The infamous shoulder region. Not perfect, but the arms can reach a fully raised position without the armpits inflating and shoulders imploding now.

I couldn’t find much in the way of tried and tested techniques for shoulders, so I had to improvise. Weight painting and corrective bones alone weren’t cutting it, so I gave in and slapped on some corrective shape keys driven by the upper arm rotations.

Now the bones, corrective bones, corrective shapes and two body shapes (male and female) were all fighting it out for dominance, but I gradually wrestled it under control by aligning the topologies of the body shapes more closely, constantly massaging the corrective shapes and tweaking the weight balance.

If I were to start over I think I’d ditch the corrective bones, give it an even coat of weight paint and do the heavy lifting with corrective shapes. It’s just easier to shape things with shape keys.


I have tried this multiple times, with generally bad results. In my experience corrective shapekeys get much harder to edit when you don’t have those corrective bones (mostly due to how Blender handles the shapekey space in edit and sculpt mode). I don’t often work with subdivision surfaces though, so with a much sparser mesh like this one, it might be more viable.

Interesting, I’ll take that on board. I couldn’t seem to find a way to apply corrective bones without their motion eventually disrupting something else when the shoulder is in certain rotations… other than to add more and more corrective bones, in which case I thought I might as well just be using shape keys.

How many shapes keys did you end up with for the shoulders? I am in the planning stage of doing the shoulders on my character and I estimated about 8 shapes so far up/down forward/back and 4 correctives for the combos.

So far I have forward, back, up and trapezius (for when the clavicle goes up), x 2 for left and right. I can almost get away without the back one. To be thorough I’d probably need a forward, back and up for clavicle, and forward, back and up for the arm. Possibly a down for each.

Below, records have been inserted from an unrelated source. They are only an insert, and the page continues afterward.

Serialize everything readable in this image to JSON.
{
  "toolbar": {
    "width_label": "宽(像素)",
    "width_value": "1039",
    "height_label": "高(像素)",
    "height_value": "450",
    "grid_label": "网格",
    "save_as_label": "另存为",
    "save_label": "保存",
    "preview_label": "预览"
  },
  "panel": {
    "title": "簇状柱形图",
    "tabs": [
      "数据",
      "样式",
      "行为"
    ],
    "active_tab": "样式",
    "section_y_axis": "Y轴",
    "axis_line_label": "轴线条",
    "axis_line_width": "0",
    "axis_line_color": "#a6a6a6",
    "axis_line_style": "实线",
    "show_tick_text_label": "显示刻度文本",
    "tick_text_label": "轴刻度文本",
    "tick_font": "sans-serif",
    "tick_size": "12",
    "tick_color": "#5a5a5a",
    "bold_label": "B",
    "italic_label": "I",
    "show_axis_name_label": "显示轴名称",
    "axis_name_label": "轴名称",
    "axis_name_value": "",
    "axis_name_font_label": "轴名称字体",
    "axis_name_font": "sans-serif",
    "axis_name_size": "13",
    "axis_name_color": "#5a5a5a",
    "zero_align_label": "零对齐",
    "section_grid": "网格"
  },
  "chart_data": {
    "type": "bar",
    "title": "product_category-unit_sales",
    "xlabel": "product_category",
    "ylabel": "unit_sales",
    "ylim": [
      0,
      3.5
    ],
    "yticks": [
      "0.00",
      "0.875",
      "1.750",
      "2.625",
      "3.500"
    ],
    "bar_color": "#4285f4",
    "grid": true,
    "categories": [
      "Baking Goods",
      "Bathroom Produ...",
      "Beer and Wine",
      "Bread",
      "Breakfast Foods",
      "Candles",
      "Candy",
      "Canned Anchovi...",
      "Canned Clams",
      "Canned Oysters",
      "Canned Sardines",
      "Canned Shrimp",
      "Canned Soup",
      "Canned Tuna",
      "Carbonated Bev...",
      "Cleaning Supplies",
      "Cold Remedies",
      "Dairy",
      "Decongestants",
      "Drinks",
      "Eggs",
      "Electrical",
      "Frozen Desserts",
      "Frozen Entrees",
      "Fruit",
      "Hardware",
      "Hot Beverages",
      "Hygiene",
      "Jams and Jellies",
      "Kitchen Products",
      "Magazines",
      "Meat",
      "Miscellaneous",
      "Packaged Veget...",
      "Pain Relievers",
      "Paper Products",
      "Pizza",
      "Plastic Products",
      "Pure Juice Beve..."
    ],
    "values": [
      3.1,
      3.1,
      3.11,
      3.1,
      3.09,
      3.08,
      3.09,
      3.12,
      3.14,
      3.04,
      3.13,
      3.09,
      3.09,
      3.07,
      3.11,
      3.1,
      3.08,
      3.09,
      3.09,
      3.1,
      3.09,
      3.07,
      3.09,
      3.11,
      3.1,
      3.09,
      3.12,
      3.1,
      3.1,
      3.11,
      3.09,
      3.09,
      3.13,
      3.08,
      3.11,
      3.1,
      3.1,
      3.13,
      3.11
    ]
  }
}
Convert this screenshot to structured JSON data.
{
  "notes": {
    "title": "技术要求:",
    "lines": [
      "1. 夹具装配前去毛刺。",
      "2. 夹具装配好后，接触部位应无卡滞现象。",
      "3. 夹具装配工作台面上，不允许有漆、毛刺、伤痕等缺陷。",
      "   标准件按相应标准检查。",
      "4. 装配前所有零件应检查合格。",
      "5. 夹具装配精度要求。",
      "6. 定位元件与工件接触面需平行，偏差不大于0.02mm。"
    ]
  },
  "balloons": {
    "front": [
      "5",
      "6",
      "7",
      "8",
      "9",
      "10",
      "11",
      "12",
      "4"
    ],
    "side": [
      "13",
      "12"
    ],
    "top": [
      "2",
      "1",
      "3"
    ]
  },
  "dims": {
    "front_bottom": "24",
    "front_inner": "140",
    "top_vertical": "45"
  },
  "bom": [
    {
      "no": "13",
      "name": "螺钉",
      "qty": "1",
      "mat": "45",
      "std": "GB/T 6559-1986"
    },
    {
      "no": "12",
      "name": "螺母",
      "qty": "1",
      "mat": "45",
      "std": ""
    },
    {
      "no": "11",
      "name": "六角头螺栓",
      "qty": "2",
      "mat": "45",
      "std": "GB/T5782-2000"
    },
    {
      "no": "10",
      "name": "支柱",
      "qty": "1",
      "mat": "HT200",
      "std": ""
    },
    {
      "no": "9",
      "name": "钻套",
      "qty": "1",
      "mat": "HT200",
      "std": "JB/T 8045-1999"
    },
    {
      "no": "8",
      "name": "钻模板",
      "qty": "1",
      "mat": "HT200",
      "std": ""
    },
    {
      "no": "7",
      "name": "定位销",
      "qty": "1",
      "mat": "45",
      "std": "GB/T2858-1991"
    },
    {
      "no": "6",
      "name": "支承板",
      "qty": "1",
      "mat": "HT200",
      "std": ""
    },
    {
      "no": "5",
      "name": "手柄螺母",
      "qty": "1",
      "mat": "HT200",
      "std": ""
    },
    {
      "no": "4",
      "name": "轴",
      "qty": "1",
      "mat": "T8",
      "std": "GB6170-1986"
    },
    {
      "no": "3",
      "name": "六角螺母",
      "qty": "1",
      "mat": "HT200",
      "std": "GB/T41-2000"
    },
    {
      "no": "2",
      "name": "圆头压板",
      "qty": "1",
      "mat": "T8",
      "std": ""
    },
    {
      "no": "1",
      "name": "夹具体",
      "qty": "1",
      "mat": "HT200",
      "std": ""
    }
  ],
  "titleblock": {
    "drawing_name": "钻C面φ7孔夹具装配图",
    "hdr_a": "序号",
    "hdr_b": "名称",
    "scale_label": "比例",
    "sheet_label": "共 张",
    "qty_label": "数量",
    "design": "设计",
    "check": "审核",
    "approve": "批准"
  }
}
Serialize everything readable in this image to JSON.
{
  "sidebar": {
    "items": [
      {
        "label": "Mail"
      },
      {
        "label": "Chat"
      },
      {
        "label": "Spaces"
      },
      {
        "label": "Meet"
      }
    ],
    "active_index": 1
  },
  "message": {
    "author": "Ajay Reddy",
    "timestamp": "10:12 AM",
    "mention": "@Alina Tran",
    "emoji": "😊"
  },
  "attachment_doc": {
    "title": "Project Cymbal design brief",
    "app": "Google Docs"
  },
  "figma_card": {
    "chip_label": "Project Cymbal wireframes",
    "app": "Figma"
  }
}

I plan to try and find a means of simulating muscle/bone/tendons at some point, so I’m leaving it be for now in case that negates all the work with shape keys and corrective this and that.